Sydney is set to no longer be the most expensive city in Australia to rent a house as rising property supply forces more landlords to slash their rental rates.
The median asking price for all Sydney rentals, including townhouses, units and houses, dropped 3 per cent over the past year, CoreLogic figures showed.
The drops came as the Harbour City’s glut of untenanted rental properties rose to nearly 22,000 in November – nearly 8000 homes more than at the end of 2017.
The rising supply increased competition between landlords for tenants, encouraging many to drop their rates to stave off a long vacancy period.
The result was that the median weekly rent for houses hit about $550 per week.
This was level with house rents in Canberra, where average rents climbed 5.1 per cent for the year due to an ongoing rental shortage.
The $530 per week median rent for Sydney units remained the most expensive in the country.
CoreLogic analyst Cameron Kusher said Sydney rents would likely continue dropping this year and landlords would have to be competitive with their rental offers if they wanted to snag a tenant. Tenants, meanwhile, had some room to negotiate prices, he said.
Figures from SQM Research showed rents have been falling at a varying pace across Sydney areas. The depth of the falls often correlated with the level of new housing development in the region.

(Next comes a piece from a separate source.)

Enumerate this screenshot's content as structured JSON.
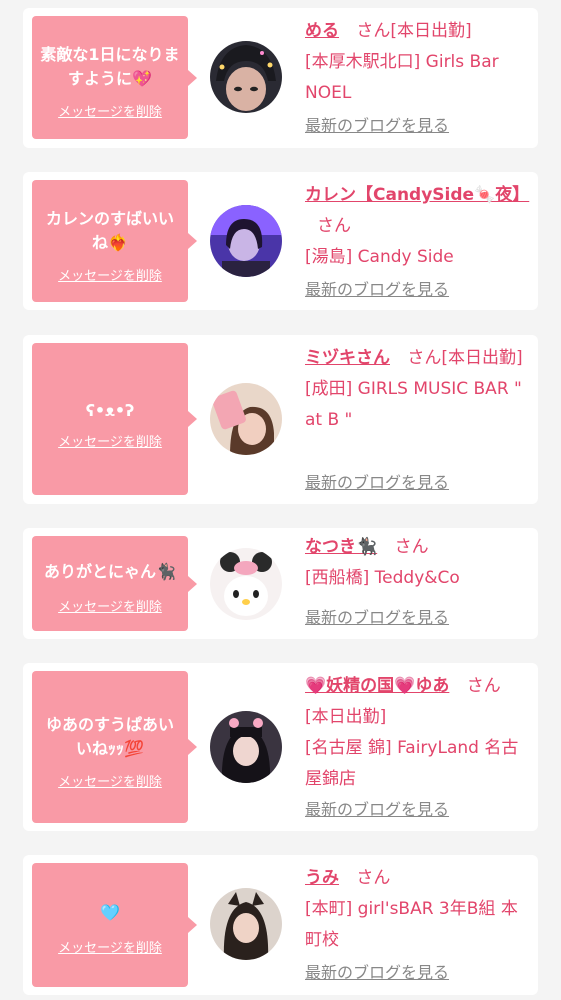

The Hills District was one of the weakest rental markets, with the measure for unit rents dropping 5.1 per cent for the year, according to SQM’s weekly rental index.
Rents also dropped 6.5 per cent annually for three-bedroom houses – a housing category heavily supplied in Hills construction hubs such as Kellyville.
Eastern suburbs house rents dropped 7 per cent, while unit rents dropped 3.3 per cent. The Sutherland Shire had even bigger rental falls, with unit rents falling 10 per cent and house rents 5.5 per cent.
The exception to the rental drops was the northern beaches region, which was one of the few markets where house rents increased (5.5 per cent).
Western Sydney house rents dropped 3.9 per cent, while unit rents dropped 1.9 per cent.
Drops in rent were good news for tenants, but CoreLogic head of research Tim Lawless said they would have minimal impact on new landlords.
Sydney rental returns were actually improving, despite rents going down, Mr Lawless said.
“Although rents were down 3 per cent in Sydney, dwelling values were down by a much larger 8.9 per cent, providing a two basis points lift in yields,” he said.
The improvement meant gross rental yield was 3.1 per cent for houses and 3.8 per cent for units.
These figures remained well-below national trends, but were likely to grow, Mr Lawless said.
“Considering rental conditions remained relatively soft, a recovery in gross rental yields is likely to be a long and gradual process.”